13. Dresier M et al. “Mnemonic Training Reshapes Brain Networks to Support Superior Memory”
Mar 2017. NCBI PubMed. <https://www.ncbi.nlm.nih.gov/pubmed/28279356>

14. “Mental Health By The Numbers” 2018. NAMI.org. <https://www.nami.org/learn-more/mental-

15. Lopez, S. “Pulse Oximeter Fundamentals and Design” Nov 2012. Freescale Semiconductor.

16. Toomim et al. “Intentional Increase of Cerebral Blood Oxygenation Using
Hemoencephalography (HEG): An Efficient Brain Exercise Therapy” 2005. Journal of Neurotherapy
Vol 8 Issue 3. <https://www.tandfonline.com/doi/abs/10.1300/J184v08n03_02>

17. Shoshev, M. “Hemoencephalography Neurofeedback - Mechanism of Action” 2017. Trakia
Journal of Sciences

18. Zivodar, I. et al. “Neurofeedback application in autistic spectrum disorders” Sept 2015.

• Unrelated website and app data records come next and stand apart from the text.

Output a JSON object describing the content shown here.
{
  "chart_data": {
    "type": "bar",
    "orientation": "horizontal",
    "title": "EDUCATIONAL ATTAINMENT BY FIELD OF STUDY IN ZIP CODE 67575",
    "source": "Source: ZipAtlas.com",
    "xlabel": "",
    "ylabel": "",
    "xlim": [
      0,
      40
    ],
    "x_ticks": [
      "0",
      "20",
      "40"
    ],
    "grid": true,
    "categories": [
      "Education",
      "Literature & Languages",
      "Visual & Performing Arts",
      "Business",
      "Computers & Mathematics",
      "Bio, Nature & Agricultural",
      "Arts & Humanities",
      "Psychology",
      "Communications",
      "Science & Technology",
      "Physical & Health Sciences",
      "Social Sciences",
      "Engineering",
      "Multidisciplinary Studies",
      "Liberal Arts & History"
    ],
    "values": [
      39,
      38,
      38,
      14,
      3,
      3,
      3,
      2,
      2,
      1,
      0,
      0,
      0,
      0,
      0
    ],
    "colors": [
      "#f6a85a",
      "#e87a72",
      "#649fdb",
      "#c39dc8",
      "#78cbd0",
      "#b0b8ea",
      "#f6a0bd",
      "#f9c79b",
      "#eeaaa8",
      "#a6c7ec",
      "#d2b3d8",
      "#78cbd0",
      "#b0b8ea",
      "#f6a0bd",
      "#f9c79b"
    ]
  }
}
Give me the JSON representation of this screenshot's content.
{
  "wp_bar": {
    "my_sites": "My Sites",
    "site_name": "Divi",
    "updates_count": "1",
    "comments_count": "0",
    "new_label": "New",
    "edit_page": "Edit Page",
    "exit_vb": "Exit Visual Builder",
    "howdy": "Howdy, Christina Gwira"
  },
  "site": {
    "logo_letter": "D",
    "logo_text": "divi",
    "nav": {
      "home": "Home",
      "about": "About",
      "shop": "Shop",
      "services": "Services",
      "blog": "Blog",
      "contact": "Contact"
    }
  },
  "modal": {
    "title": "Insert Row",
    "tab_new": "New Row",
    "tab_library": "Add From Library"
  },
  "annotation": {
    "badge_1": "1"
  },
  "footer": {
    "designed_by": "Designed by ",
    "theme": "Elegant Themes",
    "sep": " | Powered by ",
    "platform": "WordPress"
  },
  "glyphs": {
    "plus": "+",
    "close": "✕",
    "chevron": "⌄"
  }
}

19. Gagnon et al. “Improved recovery of the hemodynamic response in diffuse optical imaging using
short optode separations and state-space modeling” 2011. NeuroImage Issue 56.

20. Gagnon et al. “Short separation channel location impacts the performance of short channel
regression in NIRS” 2012. NeuroImage Issue 59.

21. Saager, R., Berger, A. “Direct characterization and removal of interfering absorption trends in
two-layer turbid media” Sept 2005. Journal of Optical Society of America Vol 22.

22. Saager, R., Berger, A. “Measurement of layer-like hemodynamic trends in scalp and cortex:
implications for physiological baseline suppression in functional near-infrared spectroscopy” 2008.
Journal of Biomedical Optics Issue 13.

23. “Functional near-infrared spectroscopy neuroimaging device to enter scene this year” March
2016. Korea Advanced Institute of Science and Technology.

24. Marengo Rodriguez, F. “Design and implementation of a low-cost near infrared spectroscopy
system” 2017. Self-published.

25. Muehlemann et al. “Wireless miniaturized in-vivo near infrared imaging” 2008. Optical Society
of America.

26. Scholkmann, F. et al. “A review on continuous wave functional near-infrared spectroscopy and imaging instrumentation and methodology” NeuroImage 2013.

FDA Disclaimer. *These statements have not been evaluated by the Food and Drug Administration. These products are not intended to diagnose, treat, cure or prevent any disease. *Consult your physician before beginning any exercise program.

©2020 HEG Alpha by B&H Research.